● EXERCISE DETAILS
The answer must be a single number: how many lines of the records below hold the word "nueva".

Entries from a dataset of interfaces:
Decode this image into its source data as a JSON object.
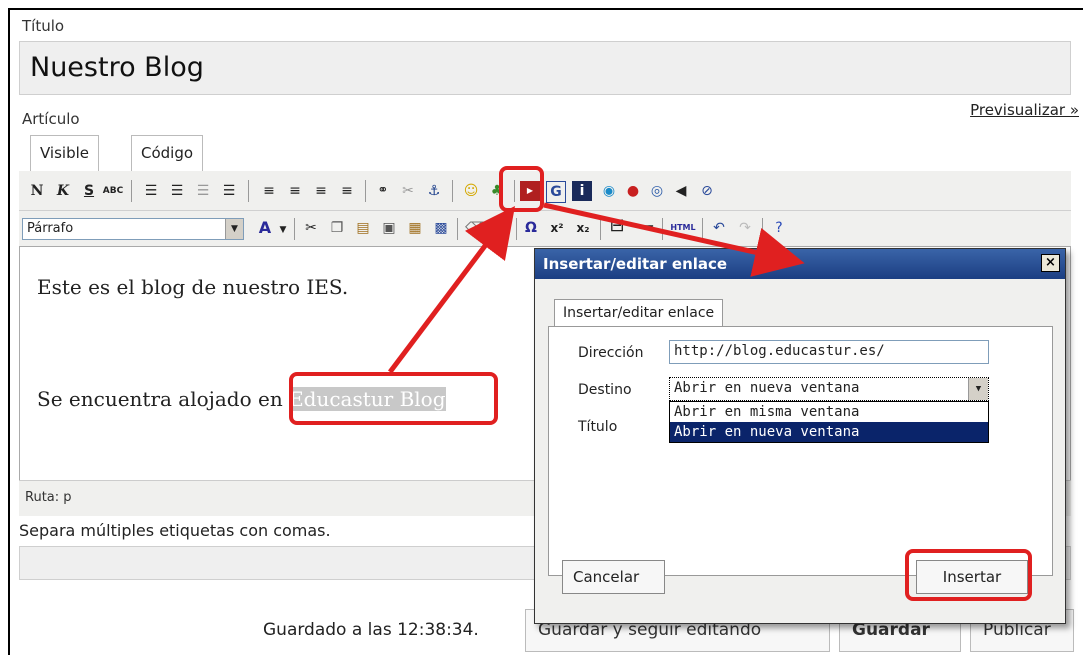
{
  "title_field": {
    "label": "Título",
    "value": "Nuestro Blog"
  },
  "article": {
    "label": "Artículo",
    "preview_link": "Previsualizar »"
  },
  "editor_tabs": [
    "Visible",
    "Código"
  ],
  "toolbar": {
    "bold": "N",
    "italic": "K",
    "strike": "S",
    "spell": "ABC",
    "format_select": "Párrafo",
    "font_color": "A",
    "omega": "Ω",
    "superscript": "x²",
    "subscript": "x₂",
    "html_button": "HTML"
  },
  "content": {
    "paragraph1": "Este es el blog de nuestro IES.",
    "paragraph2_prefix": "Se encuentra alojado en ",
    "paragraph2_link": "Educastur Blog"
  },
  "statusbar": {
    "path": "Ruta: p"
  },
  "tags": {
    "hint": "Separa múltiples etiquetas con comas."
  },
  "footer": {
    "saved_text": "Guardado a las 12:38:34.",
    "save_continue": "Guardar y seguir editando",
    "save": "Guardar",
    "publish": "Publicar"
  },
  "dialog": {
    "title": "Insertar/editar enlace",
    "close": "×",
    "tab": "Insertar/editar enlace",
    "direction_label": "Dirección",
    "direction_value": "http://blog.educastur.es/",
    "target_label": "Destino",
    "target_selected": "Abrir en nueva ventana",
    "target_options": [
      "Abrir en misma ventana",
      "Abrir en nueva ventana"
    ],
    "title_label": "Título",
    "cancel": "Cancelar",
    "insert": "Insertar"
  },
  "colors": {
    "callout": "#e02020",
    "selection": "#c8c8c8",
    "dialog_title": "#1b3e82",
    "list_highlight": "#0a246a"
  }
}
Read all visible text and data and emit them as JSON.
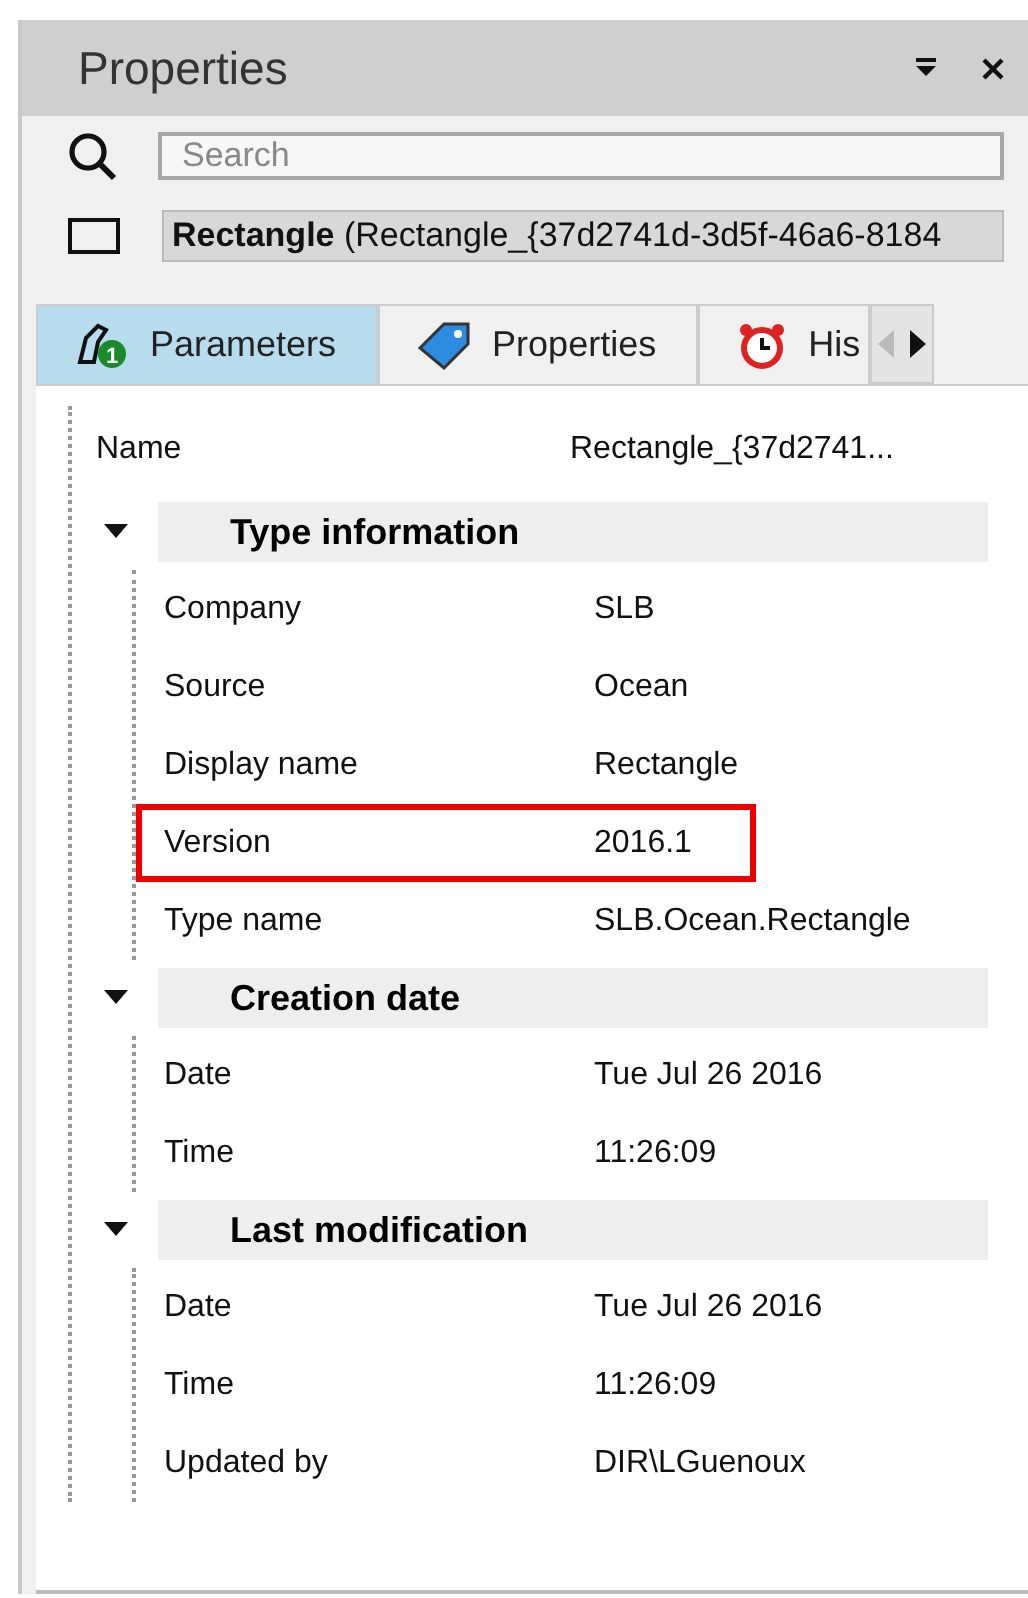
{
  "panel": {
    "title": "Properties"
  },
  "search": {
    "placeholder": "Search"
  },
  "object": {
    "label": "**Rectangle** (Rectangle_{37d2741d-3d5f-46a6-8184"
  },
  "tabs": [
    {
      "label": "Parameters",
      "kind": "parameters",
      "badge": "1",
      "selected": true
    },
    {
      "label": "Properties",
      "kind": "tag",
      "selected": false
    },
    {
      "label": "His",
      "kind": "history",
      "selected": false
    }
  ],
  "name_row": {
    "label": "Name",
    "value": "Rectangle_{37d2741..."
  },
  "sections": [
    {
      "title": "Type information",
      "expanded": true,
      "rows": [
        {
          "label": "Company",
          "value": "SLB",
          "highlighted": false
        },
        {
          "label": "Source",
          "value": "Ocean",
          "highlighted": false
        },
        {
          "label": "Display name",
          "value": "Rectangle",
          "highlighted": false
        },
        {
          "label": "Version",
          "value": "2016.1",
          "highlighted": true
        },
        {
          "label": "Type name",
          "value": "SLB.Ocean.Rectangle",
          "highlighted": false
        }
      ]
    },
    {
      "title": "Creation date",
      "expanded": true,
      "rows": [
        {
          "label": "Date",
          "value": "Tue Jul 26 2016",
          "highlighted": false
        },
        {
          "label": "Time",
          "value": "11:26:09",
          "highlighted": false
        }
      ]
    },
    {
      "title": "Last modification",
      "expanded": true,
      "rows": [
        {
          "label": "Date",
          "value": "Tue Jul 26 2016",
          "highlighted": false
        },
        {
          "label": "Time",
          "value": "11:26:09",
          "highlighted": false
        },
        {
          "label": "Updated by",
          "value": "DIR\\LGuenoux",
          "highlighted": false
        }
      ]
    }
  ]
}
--
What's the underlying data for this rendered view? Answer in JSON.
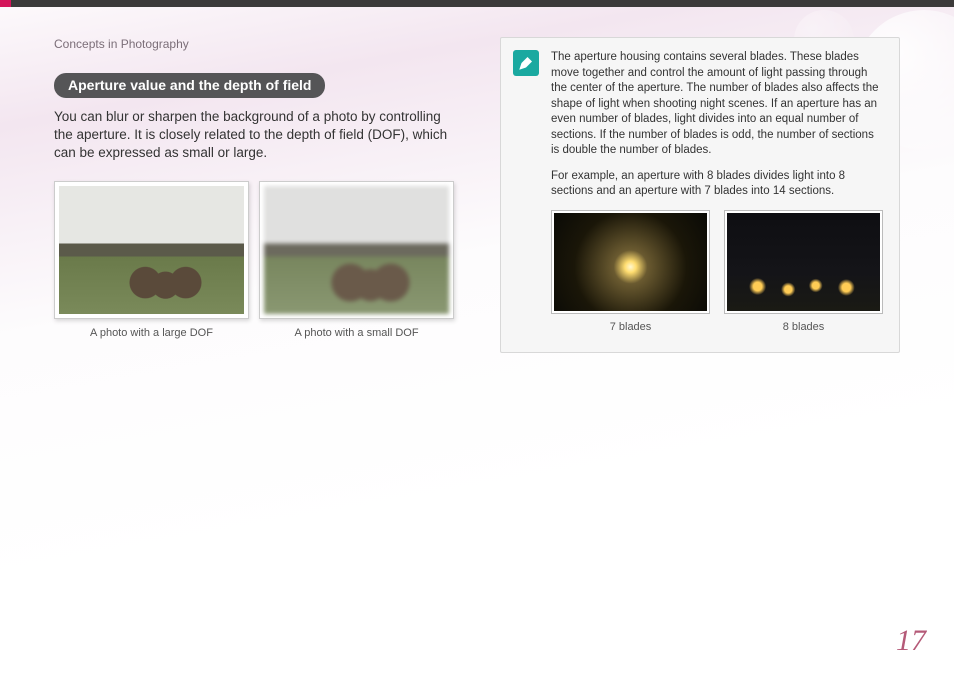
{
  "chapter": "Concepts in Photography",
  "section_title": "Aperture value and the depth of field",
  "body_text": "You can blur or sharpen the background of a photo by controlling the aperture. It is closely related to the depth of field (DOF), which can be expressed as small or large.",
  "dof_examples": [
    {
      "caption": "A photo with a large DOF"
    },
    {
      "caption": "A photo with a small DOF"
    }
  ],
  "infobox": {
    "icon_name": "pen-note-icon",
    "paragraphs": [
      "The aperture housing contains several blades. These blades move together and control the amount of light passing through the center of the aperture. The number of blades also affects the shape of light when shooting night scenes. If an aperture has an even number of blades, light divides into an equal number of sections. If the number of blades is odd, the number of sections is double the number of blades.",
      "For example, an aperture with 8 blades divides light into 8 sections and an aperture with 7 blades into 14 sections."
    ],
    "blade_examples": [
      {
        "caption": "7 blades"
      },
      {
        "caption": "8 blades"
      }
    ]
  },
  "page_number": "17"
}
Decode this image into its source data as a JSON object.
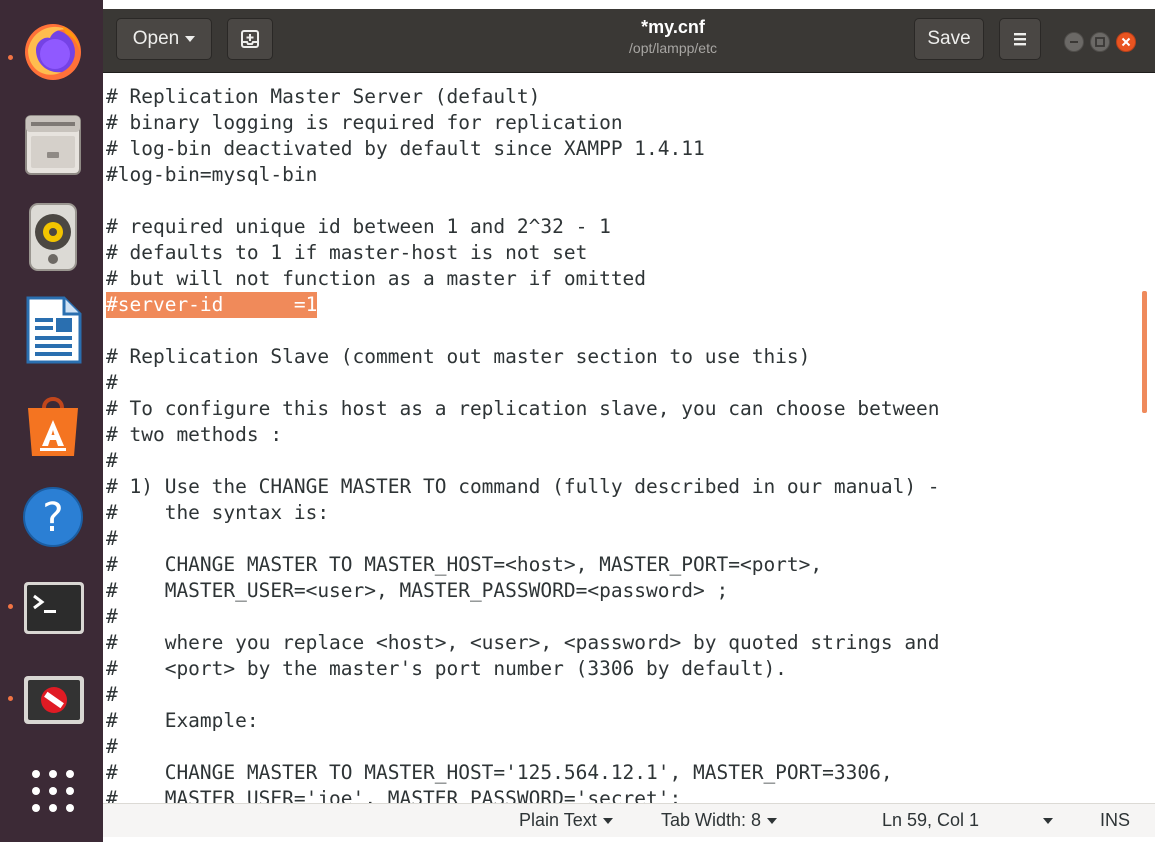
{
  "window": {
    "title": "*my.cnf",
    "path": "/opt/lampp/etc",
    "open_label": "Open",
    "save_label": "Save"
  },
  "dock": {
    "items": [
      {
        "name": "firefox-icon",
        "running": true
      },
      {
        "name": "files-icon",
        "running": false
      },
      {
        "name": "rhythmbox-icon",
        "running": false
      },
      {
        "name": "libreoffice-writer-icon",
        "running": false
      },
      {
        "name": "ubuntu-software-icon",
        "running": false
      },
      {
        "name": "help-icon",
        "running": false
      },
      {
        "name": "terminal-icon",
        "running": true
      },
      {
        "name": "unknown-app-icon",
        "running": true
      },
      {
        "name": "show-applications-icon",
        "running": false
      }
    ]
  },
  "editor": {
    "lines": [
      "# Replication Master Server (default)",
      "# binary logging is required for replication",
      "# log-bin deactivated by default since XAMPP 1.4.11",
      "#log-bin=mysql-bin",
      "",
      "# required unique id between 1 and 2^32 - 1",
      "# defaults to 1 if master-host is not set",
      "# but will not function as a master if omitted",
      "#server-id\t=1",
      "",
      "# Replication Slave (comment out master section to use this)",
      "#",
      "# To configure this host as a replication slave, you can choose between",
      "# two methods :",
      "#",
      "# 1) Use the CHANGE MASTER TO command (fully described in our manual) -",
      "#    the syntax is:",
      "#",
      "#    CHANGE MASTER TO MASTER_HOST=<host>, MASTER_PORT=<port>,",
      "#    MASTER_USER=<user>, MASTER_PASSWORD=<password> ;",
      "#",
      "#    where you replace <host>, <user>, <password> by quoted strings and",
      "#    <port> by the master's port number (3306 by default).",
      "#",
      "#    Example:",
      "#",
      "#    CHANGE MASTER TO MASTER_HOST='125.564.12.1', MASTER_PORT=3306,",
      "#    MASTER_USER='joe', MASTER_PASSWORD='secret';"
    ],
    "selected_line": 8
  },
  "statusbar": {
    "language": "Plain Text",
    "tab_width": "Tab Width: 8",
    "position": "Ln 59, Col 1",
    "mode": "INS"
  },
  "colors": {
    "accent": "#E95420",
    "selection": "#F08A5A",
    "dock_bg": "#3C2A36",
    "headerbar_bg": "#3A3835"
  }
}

● WRITTEN SOLUTION
2